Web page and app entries
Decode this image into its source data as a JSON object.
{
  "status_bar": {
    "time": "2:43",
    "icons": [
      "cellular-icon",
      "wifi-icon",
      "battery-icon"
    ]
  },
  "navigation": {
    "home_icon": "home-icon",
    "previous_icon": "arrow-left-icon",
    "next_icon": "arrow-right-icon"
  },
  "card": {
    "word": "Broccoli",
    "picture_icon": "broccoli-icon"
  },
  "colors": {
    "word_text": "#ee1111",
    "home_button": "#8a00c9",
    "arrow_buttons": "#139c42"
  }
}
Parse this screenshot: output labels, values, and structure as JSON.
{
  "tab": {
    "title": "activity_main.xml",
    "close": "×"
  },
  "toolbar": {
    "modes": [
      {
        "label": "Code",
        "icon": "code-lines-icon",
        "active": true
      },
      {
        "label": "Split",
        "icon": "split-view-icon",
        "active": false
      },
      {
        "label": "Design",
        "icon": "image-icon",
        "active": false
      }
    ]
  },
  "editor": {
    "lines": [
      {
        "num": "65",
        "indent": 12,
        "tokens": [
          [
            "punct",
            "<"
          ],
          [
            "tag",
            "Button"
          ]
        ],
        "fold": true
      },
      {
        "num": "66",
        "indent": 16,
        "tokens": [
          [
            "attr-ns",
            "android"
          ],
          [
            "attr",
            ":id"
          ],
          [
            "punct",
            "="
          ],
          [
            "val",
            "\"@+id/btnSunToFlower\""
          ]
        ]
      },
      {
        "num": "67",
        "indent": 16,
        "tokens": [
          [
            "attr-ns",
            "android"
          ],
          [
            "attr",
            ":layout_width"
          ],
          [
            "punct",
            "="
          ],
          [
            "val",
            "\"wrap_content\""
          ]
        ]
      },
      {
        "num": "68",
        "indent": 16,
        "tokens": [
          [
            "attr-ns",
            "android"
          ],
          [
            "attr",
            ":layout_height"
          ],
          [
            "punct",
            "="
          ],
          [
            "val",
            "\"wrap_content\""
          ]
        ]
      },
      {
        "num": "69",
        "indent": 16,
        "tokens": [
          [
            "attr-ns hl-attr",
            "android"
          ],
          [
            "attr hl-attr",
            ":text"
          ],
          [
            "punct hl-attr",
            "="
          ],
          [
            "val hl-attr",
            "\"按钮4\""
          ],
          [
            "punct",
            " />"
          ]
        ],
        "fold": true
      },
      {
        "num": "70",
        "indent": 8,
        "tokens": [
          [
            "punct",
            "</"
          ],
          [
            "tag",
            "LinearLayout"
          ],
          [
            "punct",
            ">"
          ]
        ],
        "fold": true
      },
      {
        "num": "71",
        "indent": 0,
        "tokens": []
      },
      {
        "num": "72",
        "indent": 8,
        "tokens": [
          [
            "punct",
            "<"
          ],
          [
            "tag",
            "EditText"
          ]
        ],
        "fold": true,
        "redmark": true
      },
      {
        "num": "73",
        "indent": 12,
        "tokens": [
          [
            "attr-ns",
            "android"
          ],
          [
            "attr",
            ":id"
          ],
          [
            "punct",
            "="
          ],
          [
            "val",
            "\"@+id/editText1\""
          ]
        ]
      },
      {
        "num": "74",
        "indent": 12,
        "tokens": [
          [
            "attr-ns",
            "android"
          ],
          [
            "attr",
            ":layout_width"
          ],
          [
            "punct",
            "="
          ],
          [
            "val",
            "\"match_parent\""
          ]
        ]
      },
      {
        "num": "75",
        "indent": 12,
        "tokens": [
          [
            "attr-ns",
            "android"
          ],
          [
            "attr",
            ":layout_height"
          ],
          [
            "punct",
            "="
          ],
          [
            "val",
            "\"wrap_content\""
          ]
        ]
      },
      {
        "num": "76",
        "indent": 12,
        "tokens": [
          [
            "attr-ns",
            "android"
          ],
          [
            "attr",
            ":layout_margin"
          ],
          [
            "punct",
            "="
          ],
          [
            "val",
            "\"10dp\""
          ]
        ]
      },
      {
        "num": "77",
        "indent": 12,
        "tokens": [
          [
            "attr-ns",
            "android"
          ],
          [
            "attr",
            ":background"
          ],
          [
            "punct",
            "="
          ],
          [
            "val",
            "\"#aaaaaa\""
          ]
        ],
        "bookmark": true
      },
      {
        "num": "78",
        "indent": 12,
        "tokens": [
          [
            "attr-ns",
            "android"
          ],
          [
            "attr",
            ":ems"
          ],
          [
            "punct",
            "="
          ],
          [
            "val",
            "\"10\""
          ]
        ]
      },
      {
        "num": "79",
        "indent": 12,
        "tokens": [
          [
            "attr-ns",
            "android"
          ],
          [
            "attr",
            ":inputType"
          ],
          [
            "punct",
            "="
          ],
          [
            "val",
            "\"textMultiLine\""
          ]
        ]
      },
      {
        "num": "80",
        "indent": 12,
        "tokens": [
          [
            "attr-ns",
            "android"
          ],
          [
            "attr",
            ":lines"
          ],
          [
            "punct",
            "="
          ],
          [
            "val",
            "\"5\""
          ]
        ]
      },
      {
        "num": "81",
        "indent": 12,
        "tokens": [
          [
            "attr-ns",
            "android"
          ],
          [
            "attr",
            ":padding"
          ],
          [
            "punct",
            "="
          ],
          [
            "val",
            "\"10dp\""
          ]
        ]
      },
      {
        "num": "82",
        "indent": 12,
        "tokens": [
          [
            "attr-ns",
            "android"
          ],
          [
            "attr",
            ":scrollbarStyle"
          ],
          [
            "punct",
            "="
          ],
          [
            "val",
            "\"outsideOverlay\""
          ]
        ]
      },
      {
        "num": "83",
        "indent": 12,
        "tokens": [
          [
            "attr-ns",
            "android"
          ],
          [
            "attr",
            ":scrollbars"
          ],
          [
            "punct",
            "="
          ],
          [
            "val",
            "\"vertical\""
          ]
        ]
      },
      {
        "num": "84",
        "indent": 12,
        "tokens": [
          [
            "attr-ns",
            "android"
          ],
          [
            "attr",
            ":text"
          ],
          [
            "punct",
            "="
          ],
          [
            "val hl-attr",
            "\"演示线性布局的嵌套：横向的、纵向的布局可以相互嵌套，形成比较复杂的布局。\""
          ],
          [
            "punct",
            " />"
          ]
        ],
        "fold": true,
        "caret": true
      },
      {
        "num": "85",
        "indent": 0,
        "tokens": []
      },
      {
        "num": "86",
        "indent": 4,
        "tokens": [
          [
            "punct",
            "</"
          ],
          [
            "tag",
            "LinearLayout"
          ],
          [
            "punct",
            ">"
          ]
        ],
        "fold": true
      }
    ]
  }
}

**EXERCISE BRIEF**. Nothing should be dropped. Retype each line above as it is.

**RESULT OF THIS TASK**.
Decode this image into its source data as a JSON object.
{
  "status_bar": {
    "time": "2:43",
    "icons": [
      "cellular-icon",
      "wifi-icon",
      "battery-icon"
    ]
  },
  "navigation": {
    "home_icon": "home-icon",
    "previous_icon": "arrow-left-icon",
    "next_icon": "arrow-right-icon"
  },
  "card": {
    "word": "Broccoli",
    "picture_icon": "broccoli-icon"
  },
  "colors": {
    "word_text": "#ee1111",
    "home_button": "#8a00c9",
    "arrow_buttons": "#139c42"
  }
}
Parse this screenshot: output labels, values, and structure as JSON.
{
  "tab": {
    "title": "activity_main.xml",
    "close": "×"
  },
  "toolbar": {
    "modes": [
      {
        "label": "Code",
        "icon": "code-lines-icon",
        "active": true
      },
      {
        "label": "Split",
        "icon": "split-view-icon",
        "active": false
      },
      {
        "label": "Design",
        "icon": "image-icon",
        "active": false
      }
    ]
  },
  "editor": {
    "lines": [
      {
        "num": "65",
        "indent": 12,
        "tokens": [
          [
            "punct",
            "<"
          ],
          [
            "tag",
            "Button"
          ]
        ],
        "fold": true
      },
      {
        "num": "66",
        "indent": 16,
        "tokens": [
          [
            "attr-ns",
            "android"
          ],
          [
            "attr",
            ":id"
          ],
          [
            "punct",
            "="
          ],
          [
            "val",
            "\"@+id/btnSunToFlower\""
          ]
        ]
      },
      {
        "num": "67",
        "indent": 16,
        "tokens": [
          [
            "attr-ns",
            "android"
          ],
          [
            "attr",
            ":layout_width"
          ],
          [
            "punct",
            "="
          ],
          [
            "val",
            "\"wrap_content\""
          ]
        ]
      },
      {
        "num": "68",
        "indent": 16,
        "tokens": [
          [
            "attr-ns",
            "android"
          ],
          [
            "attr",
            ":layout_height"
          ],
          [
            "punct",
            "="
          ],
          [
            "val",
            "\"wrap_content\""
          ]
        ]
      },
      {
        "num": "69",
        "indent": 16,
        "tokens": [
          [
            "attr-ns hl-attr",
            "android"
          ],
          [
            "attr hl-attr",
            ":text"
          ],
          [
            "punct hl-attr",
            "="
          ],
          [
            "val hl-attr",
            "\"按钮4\""
          ],
          [
            "punct",
            " />"
          ]
        ],
        "fold": true
      },
      {
        "num": "70",
        "indent": 8,
        "tokens": [
          [
            "punct",
            "</"
          ],
          [
            "tag",
            "LinearLayout"
          ],
          [
            "punct",
            ">"
          ]
        ],
        "fold": true
      },
      {
        "num": "71",
        "indent": 0,
        "tokens": []
      },
      {
        "num": "72",
        "indent": 8,
        "tokens": [
          [
            "punct",
            "<"
          ],
          [
            "tag",
            "EditText"
          ]
        ],
        "fold": true,
        "redmark": true
      },
      {
        "num": "73",
        "indent": 12,
        "tokens": [
          [
            "attr-ns",
            "android"
          ],
          [
            "attr",
            ":id"
          ],
          [
            "punct",
            "="
          ],
          [
            "val",
            "\"@+id/editText1\""
          ]
        ]
      },
      {
        "num": "74",
        "indent": 12,
        "tokens": [
          [
            "attr-ns",
            "android"
          ],
          [
            "attr",
            ":layout_width"
          ],
          [
            "punct",
            "="
          ],
          [
            "val",
            "\"match_parent\""
          ]
        ]
      },
      {
        "num": "75",
        "indent": 12,
        "tokens": [
          [
            "attr-ns",
            "android"
          ],
          [
            "attr",
            ":layout_height"
          ],
          [
            "punct",
            "="
          ],
          [
            "val",
            "\"wrap_content\""
          ]
        ]
      },
      {
        "num": "76",
        "indent": 12,
        "tokens": [
          [
            "attr-ns",
            "android"
          ],
          [
            "attr",
            ":layout_margin"
          ],
          [
            "punct",
            "="
          ],
          [
            "val",
            "\"10dp\""
          ]
        ]
      },
      {
        "num": "77",
        "indent": 12,
        "tokens": [
          [
            "attr-ns",
            "android"
          ],
          [
            "attr",
            ":background"
          ],
          [
            "punct",
            "="
          ],
          [
            "val",
            "\"#aaaaaa\""
          ]
        ],
        "bookmark": true
      },
      {
        "num": "78",
        "indent": 12,
        "tokens": [
          [
            "attr-ns",
            "android"
          ],
          [
            "attr",
            ":ems"
          ],
          [
            "punct",
            "="
          ],
          [
            "val",
            "\"10\""
          ]
        ]
      },
      {
        "num": "79",
        "indent": 12,
        "tokens": [
          [
            "attr-ns",
            "android"
          ],
          [
            "attr",
            ":inputType"
          ],
          [
            "punct",
            "="
          ],
          [
            "val",
            "\"textMultiLine\""
          ]
        ]
      },
      {
        "num": "80",
        "indent": 12,
        "tokens": [
          [
            "attr-ns",
            "android"
          ],
          [
            "attr",
            ":lines"
          ],
          [
            "punct",
            "="
          ],
          [
            "val",
            "\"5\""
          ]
        ]
      },
      {
        "num": "81",
        "indent": 12,
        "tokens": [
          [
            "attr-ns",
            "android"
          ],
          [
            "attr",
            ":padding"
          ],
          [
            "punct",
            "="
          ],
          [
            "val",
            "\"10dp\""
          ]
        ]
      },
      {
        "num": "82",
        "indent": 12,
        "tokens": [
          [
            "attr-ns",
            "android"
          ],
          [
            "attr",
            ":scrollbarStyle"
          ],
          [
            "punct",
            "="
          ],
          [
            "val",
            "\"outsideOverlay\""
          ]
        ]
      },
      {
        "num": "83",
        "indent": 12,
        "tokens": [
          [
            "attr-ns",
            "android"
          ],
          [
            "attr",
            ":scrollbars"
          ],
          [
            "punct",
            "="
          ],
          [
            "val",
            "\"vertical\""
          ]
        ]
      },
      {
        "num": "84",
        "indent": 12,
        "tokens": [
          [
            "attr-ns",
            "android"
          ],
          [
            "attr",
            ":text"
          ],
          [
            "punct",
            "="
          ],
          [
            "val hl-attr",
            "\"演示线性布局的嵌套：横向的、纵向的布局可以相互嵌套，形成比较复杂的布局。\""
          ],
          [
            "punct",
            " />"
          ]
        ],
        "fold": true,
        "caret": true
      },
      {
        "num": "85",
        "indent": 0,
        "tokens": []
      },
      {
        "num": "86",
        "indent": 4,
        "tokens": [
          [
            "punct",
            "</"
          ],
          [
            "tag",
            "LinearLayout"
          ],
          [
            "punct",
            ">"
          ]
        ],
        "fold": true
      }
    ]
  }
}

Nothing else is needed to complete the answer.